The red balloons were back at Memorial Stadium Saturday, joined by a pair of higher-flying relatives.
At halftime, more than 85,000 fans watched as a trio of weather balloons, two of which equipped with cameras, GPS and sophisticated data-collection devices, were launched from the field. Astronaut and Nebraska native Clayton Anderson was on hand.
After the balloons ascended nearly 20 miles into the sky -- an area known as “near space” -- they expanded and popped, sending pods containing the cameras and tracking devices hurtling back toward the earth.
It was all part of a weeks-long science experiment by students from Nebraska grade schools and the University of Nebraska-Lincoln, along with members of Nebraska 4-H.
Researchers and students will use the data collected by the sensors to study cosmic rays in the atmosphere, look at near-space photographs and break down what happened.
The goal is to pique students’ interest in science, said Brad Barker, 4-H youth development associate and professor at UNL.
“Students get excited about this,” Barker said. “It’s applying scientific inquiry to real situations.”

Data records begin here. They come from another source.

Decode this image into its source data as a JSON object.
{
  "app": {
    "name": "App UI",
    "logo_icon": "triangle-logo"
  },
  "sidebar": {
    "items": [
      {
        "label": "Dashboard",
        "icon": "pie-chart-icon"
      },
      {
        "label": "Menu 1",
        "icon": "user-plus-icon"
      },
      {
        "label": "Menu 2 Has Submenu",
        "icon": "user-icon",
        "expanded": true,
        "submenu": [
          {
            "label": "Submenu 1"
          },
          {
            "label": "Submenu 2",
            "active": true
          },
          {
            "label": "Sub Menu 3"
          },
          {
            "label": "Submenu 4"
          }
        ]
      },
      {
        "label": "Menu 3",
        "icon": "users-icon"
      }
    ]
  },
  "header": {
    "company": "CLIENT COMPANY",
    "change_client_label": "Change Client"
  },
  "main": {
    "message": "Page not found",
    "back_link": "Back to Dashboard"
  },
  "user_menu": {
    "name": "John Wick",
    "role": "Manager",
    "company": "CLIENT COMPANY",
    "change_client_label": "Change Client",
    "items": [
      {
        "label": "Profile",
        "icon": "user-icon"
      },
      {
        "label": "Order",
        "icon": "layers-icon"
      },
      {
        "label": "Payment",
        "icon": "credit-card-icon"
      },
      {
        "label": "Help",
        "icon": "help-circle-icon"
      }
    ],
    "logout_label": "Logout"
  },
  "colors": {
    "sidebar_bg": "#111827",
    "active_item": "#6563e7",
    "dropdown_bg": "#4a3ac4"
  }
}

The balloons' flight and eventual crash southeast of Lincoln could be tracked in real time online through the University of Nebraska-Lincoln website, go.unl.edu/balloon.